lec 2 soca.docx

4 Pages
Unlock Document

University of Toronto Scarborough
Ivanka Knezevic

SOCA01 INTRODUCE TO SOCIOLOGY SEPT 13,12 Theoretical Approaches to Sociology Thomson and Naiman: Two levels of social structure Sociologist analyse two levels of social structure that frame and influence human agency: - Microstructures (patterns of intimate social relations formed during face-to face interaction) - Macrostructures (overarching patterns of social relations in whole societies) - Other sociologists also consider mesostrutures and global structure Sociological imagination - C.Wright Mills (1959): - Sociological imagination shows the connection between personal troubles and public issues. Social problems can only be addressed if this connection is understood - Naiman: personal troubles should be connected to issues of distal power Elements of the sociological approach - theory: a tentative explanation of some aspect of social life stating how and why specific facts are connected - research: the process of carefully observing social reality to test the validity of a theory - value: ideas about desirability/worth of attributes, people, objects and processes - value-free sociology is impossible, but a sociologist’s biases must be declared and minimized by rigorous research method (Naiman). Main Theoretical Approaches in Sociology - Structural functionalism (Thomson: functionalism): How is social order supported by macrostructures? - Neo-Marxism (Thomson: Conflict theory): How is social inequality maintained and challenged? SOCA01 INTRODUCE TO SOCIOLOGY SEPT 13,12 - Symbolic interactionism (Thomson: microsociology): How do people create meaning (understand events) when they communicate in microlevel settings? - Feminism: What are the social sources of patriarchy in both macro and micro setting - Post-modernism: What diverse understandings of society do (individual and collective) human actors have? Functionalism (19 c. anthropology) and structuralism (1940s American sociology) - Mostly macrosociology - Naiman: an “order theory” 1. Human behavour is governed by stale patterns of social relations (“social structures”) Most patterns have a function in maintaining society. 2. Social structures are based on functional interdependence (like organs in a body) or shared values (difference between functionalism and structuralism) 3. Re-establishing equilibrium is the best way to solve social prob
More Less

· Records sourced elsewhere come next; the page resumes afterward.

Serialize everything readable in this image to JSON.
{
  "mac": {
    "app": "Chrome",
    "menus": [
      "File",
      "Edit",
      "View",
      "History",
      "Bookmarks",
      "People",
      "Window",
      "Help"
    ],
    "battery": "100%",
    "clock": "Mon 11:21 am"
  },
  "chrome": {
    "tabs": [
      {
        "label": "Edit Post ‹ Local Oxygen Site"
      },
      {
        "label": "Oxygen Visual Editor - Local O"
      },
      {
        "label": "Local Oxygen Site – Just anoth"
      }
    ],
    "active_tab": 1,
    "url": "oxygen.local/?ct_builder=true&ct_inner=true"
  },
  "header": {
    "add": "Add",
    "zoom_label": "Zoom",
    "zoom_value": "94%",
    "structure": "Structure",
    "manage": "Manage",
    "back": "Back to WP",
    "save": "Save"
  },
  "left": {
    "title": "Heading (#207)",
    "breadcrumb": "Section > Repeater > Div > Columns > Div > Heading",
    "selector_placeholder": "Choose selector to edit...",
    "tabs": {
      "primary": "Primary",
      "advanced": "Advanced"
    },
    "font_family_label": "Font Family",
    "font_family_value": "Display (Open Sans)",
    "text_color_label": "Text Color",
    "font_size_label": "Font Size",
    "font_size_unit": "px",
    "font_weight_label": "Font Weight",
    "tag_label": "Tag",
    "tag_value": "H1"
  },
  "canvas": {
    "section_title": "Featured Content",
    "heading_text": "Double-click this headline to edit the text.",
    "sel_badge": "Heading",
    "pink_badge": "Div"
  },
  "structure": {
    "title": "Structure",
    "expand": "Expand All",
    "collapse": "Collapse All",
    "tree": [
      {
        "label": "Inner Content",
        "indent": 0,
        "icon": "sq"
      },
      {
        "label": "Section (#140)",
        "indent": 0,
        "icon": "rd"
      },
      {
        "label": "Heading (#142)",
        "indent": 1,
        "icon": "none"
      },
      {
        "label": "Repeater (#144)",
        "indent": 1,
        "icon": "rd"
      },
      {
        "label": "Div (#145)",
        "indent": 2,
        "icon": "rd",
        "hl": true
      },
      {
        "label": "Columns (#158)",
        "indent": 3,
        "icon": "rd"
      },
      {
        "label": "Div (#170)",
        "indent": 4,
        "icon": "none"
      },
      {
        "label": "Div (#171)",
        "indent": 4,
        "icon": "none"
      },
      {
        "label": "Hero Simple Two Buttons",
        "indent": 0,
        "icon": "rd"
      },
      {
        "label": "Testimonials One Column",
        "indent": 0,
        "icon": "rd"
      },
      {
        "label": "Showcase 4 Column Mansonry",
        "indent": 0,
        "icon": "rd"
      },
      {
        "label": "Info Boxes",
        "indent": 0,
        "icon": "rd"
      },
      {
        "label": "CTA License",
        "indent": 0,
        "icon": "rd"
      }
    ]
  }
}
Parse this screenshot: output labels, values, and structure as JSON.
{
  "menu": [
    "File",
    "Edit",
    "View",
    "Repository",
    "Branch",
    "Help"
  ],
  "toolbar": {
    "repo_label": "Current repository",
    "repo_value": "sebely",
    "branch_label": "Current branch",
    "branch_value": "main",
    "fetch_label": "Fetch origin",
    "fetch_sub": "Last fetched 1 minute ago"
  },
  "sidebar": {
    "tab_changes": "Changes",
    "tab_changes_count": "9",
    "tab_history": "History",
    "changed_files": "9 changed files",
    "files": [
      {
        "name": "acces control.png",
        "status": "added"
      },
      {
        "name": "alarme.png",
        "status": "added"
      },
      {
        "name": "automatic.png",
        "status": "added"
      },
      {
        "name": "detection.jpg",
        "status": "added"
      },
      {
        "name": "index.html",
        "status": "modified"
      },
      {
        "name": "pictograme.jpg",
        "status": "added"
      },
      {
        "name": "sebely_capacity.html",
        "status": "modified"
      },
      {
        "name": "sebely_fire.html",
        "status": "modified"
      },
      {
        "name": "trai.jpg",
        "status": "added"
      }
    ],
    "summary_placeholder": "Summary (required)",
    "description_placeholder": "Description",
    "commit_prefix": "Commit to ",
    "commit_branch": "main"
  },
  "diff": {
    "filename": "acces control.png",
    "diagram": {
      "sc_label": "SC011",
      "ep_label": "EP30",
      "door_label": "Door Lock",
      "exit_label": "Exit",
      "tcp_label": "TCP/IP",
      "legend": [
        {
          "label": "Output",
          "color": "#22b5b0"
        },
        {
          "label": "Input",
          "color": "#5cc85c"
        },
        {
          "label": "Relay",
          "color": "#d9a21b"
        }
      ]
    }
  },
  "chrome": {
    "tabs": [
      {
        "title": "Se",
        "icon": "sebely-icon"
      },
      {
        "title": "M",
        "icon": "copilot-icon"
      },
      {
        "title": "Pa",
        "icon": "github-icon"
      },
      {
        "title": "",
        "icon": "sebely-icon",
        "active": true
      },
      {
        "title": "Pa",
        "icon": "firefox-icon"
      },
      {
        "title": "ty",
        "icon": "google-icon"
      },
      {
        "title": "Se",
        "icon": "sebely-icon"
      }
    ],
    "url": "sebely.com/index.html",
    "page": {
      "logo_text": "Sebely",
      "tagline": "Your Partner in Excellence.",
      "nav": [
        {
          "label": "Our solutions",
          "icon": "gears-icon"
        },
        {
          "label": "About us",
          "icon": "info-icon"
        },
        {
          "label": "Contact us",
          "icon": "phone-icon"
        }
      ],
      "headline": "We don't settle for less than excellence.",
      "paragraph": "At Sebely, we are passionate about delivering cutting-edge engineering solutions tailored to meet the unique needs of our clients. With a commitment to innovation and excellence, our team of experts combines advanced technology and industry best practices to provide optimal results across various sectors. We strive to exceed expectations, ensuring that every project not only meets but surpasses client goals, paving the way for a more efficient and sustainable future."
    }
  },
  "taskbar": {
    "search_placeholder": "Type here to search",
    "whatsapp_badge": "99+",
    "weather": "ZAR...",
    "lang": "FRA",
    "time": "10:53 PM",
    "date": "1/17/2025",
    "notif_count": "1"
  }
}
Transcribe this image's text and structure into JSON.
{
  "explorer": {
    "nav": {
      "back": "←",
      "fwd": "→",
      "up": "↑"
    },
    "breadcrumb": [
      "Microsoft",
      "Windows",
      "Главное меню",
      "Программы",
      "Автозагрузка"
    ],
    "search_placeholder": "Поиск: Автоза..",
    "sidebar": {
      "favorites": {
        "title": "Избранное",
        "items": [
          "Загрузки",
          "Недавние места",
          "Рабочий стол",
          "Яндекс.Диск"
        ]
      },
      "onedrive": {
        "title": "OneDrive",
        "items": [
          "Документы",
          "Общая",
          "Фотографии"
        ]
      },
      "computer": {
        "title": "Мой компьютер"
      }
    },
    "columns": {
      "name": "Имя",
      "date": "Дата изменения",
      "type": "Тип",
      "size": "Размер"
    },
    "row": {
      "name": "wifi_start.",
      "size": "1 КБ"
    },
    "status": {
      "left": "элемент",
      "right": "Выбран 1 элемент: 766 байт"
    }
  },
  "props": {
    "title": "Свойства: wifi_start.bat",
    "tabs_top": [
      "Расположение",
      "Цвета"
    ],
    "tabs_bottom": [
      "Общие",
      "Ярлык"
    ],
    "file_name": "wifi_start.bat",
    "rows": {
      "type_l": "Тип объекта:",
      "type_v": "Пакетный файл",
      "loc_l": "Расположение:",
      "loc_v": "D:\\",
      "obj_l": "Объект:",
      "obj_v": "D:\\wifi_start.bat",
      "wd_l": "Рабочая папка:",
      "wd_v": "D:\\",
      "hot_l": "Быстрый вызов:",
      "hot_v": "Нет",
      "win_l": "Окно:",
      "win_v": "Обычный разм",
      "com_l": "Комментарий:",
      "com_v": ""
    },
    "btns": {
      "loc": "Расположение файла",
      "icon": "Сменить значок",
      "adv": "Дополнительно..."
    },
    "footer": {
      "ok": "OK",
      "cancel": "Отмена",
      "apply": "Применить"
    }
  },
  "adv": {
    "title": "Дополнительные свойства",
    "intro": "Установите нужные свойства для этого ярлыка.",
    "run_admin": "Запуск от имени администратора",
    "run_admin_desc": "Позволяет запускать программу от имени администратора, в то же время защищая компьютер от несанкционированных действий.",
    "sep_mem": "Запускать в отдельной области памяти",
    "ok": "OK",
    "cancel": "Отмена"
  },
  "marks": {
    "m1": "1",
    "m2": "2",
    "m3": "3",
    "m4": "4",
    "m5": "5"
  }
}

Related notes for SOCA01H3

Log In


Don't have an account?

Join OneClass

Access over 10 million pages of study
documents for 1.3 million courses.

Sign up

Join to view


By registering, I agree to the Terms and Privacy Policies
Already have an account?
Just a few more details

So we can recommend you notes for your school.

Reset Password

Please enter below the email address you registered with and we will send you a link to reset your password.

Add your courses

Get notes from the top students in your class.